Every line below that holds "Зарегистрироваться" must be copied.

(Data extracted from a collection)
..............................
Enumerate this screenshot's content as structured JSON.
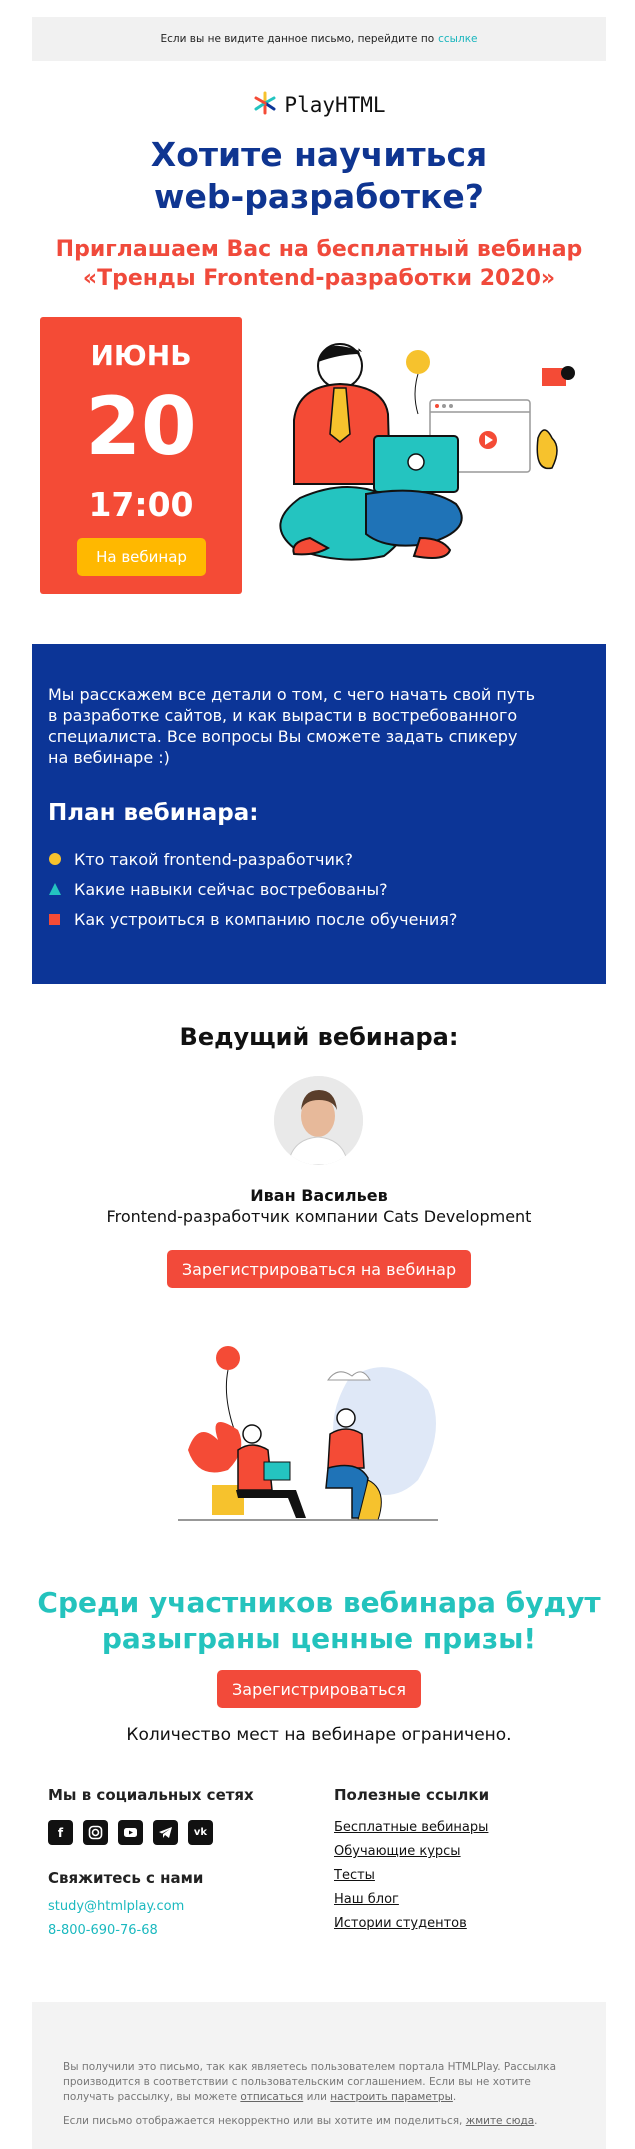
{
  "preheader": {
    "text": "Если вы не видите данное письмо, перейдите по",
    "link": "ссылке"
  },
  "logo": {
    "text": "PlayHTML",
    "icon": "burst-icon"
  },
  "hero": {
    "title_line1": "Хотите научиться",
    "title_line2": "web-разработке?",
    "subtitle_line1": "Приглашаем Вас на бесплатный вебинар",
    "subtitle_line2": "«Тренды Frontend-разработки 2020»"
  },
  "date_card": {
    "month": "ИЮНЬ",
    "day": "20",
    "time": "17:00",
    "button": "На вебинар"
  },
  "info": {
    "intro_l1": "Мы расскажем все детали о том, с чего начать свой путь",
    "intro_l2": "в разработке сайтов, и как вырасти в востребованного",
    "intro_l3": "специалиста. Все вопросы Вы сможете задать спикеру",
    "intro_l4": "на вебинаре :)",
    "plan_title": "План вебинара:",
    "plan": [
      "Кто такой frontend-разработчик?",
      "Какие навыки сейчас востребованы?",
      "Как устроиться в компанию после обучения?"
    ]
  },
  "speaker": {
    "section_title": "Ведущий вебинара:",
    "name": "Иван Васильев",
    "role": "Frontend-разработчик компании Cats Development",
    "button": "Зарегистрироваться на вебинар"
  },
  "prizes": {
    "line1": "Среди участников вебинара будут",
    "line2": "разыграны ценные призы!",
    "button": "Зарегистрироваться",
    "note": "Количество мест на вебинаре ограничено."
  },
  "footer": {
    "social_title": "Мы в социальных сетях",
    "social": [
      "facebook-icon",
      "instagram-icon",
      "youtube-icon",
      "telegram-icon",
      "vk-icon"
    ],
    "contact_title": "Свяжитесь с нами",
    "email": "study@htmlplay.com",
    "phone": "8-800-690-76-68",
    "links_title": "Полезные ссылки",
    "links": [
      "Бесплатные вебинары",
      "Обучающие курсы",
      "Тесты",
      "Наш блог",
      "Истории студентов"
    ]
  },
  "legal": {
    "p1_a": "Вы получили это письмо, так как являетесь пользователем портала HTMLPlay. Рассылка производится в соответствии с пользовательским соглашением. Если вы не хотите получать рассылку, вы можете",
    "unsubscribe": "отписаться",
    "or": "или",
    "settings": "настроить параметры",
    "p2_a": "Если письмо отображается некорректно или вы хотите им поделиться,",
    "click_here": "жмите сюда"
  },
  "colors": {
    "blue": "#0c3597",
    "red": "#f44b36",
    "teal": "#24c3bd",
    "yellow": "#ffb800"
  }
}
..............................
Written response
    "button": "Зарегистрироваться на вебинар"
    "button": "Зарегистрироваться",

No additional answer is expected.